From the entries that follow, report every line in which "left" occurs.

# INPUT:
*** Block opens ***

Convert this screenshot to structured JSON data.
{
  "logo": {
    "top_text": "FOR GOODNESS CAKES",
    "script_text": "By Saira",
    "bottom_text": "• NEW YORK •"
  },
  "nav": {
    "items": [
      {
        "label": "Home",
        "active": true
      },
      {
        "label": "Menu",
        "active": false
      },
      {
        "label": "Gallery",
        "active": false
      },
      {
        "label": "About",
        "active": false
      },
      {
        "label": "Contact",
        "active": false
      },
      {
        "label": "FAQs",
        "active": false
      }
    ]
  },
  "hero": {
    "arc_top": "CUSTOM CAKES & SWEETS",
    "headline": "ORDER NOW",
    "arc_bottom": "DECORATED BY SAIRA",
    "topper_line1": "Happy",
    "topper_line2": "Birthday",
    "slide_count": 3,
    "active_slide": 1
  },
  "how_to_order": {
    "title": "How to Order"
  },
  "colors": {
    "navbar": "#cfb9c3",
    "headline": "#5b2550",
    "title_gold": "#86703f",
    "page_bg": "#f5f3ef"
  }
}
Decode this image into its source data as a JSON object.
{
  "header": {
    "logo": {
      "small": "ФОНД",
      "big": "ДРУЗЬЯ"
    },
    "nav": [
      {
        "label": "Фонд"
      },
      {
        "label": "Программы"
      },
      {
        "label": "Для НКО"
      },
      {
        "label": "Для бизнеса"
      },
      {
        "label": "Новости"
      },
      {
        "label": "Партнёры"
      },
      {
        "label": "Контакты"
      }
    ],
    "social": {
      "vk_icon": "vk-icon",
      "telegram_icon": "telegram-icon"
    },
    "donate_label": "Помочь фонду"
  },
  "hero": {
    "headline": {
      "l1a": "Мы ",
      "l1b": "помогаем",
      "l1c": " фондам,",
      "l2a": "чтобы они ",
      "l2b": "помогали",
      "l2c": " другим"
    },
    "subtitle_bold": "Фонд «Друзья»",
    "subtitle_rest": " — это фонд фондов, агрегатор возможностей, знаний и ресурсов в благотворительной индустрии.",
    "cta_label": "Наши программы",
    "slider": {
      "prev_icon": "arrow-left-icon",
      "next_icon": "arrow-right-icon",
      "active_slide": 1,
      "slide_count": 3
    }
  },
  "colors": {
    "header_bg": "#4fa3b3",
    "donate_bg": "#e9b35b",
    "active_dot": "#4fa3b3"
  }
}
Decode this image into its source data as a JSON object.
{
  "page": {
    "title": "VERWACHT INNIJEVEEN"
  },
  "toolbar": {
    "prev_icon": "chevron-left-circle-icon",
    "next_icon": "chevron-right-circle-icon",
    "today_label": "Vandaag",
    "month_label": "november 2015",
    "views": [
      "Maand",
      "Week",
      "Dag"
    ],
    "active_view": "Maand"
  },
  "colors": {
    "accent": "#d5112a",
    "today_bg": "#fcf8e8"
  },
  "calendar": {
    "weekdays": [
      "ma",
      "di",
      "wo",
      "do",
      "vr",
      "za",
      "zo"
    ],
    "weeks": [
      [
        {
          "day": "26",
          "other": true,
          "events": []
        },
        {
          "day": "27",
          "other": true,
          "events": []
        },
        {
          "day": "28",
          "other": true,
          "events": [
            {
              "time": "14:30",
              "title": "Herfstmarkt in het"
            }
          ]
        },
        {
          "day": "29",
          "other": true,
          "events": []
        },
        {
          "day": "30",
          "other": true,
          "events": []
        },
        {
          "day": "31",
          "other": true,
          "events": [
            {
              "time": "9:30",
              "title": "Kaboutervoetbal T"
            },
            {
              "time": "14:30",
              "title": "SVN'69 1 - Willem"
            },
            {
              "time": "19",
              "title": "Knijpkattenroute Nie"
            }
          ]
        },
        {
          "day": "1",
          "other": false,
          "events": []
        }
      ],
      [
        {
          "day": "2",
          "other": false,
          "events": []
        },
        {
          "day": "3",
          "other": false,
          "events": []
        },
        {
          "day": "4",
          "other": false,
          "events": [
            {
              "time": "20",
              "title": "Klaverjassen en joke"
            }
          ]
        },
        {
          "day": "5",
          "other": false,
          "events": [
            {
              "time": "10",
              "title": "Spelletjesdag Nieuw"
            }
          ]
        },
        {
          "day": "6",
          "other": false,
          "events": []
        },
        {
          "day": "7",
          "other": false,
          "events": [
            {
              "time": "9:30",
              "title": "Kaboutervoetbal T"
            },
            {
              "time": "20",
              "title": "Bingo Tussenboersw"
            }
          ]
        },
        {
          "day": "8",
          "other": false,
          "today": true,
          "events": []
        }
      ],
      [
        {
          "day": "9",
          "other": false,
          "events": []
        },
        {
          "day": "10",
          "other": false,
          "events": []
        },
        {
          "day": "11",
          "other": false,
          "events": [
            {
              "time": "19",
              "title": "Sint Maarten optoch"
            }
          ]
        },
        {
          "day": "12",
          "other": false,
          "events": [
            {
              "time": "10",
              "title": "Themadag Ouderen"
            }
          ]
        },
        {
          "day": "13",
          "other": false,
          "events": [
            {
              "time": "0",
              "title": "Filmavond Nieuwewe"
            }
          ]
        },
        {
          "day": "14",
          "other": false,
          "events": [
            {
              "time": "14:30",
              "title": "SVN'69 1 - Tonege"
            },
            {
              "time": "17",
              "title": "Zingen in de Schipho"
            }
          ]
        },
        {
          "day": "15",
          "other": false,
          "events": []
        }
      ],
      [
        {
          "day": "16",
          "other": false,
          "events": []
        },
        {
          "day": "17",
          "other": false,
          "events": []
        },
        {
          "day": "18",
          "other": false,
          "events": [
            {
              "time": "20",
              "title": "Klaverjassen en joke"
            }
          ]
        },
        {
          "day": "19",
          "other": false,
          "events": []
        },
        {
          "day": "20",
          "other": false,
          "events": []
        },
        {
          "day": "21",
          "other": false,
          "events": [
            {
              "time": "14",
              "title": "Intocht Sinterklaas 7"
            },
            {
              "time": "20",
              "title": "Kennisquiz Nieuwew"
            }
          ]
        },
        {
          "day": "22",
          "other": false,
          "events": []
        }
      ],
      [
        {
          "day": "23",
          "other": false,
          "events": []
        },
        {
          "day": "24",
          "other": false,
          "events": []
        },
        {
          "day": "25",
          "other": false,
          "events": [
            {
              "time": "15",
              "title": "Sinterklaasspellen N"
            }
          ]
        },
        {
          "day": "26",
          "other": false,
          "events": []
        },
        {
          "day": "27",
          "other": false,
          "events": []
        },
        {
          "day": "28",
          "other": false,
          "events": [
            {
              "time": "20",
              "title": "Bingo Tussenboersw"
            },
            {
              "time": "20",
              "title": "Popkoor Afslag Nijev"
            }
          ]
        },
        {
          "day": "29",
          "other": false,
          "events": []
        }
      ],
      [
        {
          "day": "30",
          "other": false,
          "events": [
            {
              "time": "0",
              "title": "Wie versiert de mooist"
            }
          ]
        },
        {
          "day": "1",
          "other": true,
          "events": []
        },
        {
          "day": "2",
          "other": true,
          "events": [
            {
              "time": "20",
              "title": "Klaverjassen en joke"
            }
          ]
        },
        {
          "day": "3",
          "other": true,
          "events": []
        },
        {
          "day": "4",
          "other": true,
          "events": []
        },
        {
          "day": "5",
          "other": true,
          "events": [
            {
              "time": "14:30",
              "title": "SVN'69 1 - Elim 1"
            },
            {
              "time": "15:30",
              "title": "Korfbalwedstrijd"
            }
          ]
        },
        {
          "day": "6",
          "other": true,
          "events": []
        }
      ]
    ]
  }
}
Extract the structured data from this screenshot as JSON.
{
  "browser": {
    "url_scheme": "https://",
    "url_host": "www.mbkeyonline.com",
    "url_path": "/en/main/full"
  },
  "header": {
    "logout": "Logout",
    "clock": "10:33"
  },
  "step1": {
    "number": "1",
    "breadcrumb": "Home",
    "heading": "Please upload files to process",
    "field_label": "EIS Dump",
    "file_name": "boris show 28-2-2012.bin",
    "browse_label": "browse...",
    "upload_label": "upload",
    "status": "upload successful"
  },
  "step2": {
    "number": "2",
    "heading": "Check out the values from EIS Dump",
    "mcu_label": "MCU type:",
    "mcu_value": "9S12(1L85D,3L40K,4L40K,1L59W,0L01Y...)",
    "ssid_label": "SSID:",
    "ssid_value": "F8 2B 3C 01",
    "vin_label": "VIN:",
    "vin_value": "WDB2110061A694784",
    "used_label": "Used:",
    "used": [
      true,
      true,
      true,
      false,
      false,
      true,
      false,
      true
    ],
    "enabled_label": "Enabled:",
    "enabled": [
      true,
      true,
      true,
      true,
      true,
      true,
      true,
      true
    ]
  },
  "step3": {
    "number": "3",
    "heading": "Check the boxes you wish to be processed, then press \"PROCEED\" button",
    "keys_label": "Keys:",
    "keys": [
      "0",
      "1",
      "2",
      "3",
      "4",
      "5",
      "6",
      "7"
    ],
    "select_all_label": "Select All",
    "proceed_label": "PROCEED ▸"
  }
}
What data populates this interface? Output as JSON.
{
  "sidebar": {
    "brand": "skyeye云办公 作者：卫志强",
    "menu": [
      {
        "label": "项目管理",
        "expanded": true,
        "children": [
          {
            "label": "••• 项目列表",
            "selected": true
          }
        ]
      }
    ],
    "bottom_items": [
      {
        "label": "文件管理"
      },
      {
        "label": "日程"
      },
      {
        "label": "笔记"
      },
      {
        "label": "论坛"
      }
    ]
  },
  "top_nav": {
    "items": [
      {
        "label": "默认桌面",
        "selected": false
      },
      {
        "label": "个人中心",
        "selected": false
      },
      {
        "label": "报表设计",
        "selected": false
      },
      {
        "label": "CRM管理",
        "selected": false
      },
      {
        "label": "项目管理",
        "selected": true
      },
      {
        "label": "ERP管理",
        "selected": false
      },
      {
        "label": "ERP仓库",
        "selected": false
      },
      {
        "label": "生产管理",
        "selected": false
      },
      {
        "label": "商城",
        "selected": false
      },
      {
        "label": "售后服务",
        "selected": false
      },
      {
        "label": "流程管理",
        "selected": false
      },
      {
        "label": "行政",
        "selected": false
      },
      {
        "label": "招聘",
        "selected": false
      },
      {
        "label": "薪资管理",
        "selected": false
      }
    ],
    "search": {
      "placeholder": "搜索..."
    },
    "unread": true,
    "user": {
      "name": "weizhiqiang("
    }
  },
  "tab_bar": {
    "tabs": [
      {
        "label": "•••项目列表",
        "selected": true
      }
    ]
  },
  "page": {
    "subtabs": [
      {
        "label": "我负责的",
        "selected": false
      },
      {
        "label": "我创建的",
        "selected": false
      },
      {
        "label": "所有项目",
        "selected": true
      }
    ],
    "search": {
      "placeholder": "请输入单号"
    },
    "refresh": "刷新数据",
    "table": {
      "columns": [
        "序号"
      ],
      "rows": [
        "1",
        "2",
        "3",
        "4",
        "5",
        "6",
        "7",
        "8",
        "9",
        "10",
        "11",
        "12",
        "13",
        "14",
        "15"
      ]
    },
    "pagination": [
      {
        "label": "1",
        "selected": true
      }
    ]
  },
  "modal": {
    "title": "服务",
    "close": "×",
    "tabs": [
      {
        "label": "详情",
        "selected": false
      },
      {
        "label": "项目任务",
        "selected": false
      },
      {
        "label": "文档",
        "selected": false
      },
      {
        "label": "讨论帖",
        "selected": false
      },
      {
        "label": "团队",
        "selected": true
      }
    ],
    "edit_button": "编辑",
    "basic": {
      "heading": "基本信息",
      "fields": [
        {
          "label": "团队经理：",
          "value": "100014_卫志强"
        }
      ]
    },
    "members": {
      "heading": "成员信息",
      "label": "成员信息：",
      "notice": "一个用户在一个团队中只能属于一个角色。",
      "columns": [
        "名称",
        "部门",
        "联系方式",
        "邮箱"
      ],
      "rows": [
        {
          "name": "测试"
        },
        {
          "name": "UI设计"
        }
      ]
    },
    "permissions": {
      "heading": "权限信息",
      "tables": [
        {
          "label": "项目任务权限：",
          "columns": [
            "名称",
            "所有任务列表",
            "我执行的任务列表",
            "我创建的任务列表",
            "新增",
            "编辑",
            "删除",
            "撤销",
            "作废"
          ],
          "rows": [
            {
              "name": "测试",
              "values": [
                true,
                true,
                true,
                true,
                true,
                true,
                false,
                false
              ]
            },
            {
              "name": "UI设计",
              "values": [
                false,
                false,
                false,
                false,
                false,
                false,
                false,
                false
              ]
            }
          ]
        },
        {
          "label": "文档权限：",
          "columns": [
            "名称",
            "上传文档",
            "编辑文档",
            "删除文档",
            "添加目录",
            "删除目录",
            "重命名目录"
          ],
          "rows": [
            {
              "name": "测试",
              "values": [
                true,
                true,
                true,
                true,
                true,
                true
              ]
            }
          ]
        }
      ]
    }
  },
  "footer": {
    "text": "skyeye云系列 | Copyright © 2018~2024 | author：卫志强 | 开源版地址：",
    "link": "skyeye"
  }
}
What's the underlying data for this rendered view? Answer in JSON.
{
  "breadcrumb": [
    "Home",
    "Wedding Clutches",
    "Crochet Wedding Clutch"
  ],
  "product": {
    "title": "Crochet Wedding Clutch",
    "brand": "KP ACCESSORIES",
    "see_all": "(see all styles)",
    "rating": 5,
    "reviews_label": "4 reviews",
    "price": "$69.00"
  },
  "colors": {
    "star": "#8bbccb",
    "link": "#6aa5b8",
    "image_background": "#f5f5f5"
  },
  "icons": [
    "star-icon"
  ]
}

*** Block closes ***

# SOLUTION TO THE PROBLEM:
      "prev_icon": "arrow-left-icon",
    "prev_icon": "chevron-left-circle-icon",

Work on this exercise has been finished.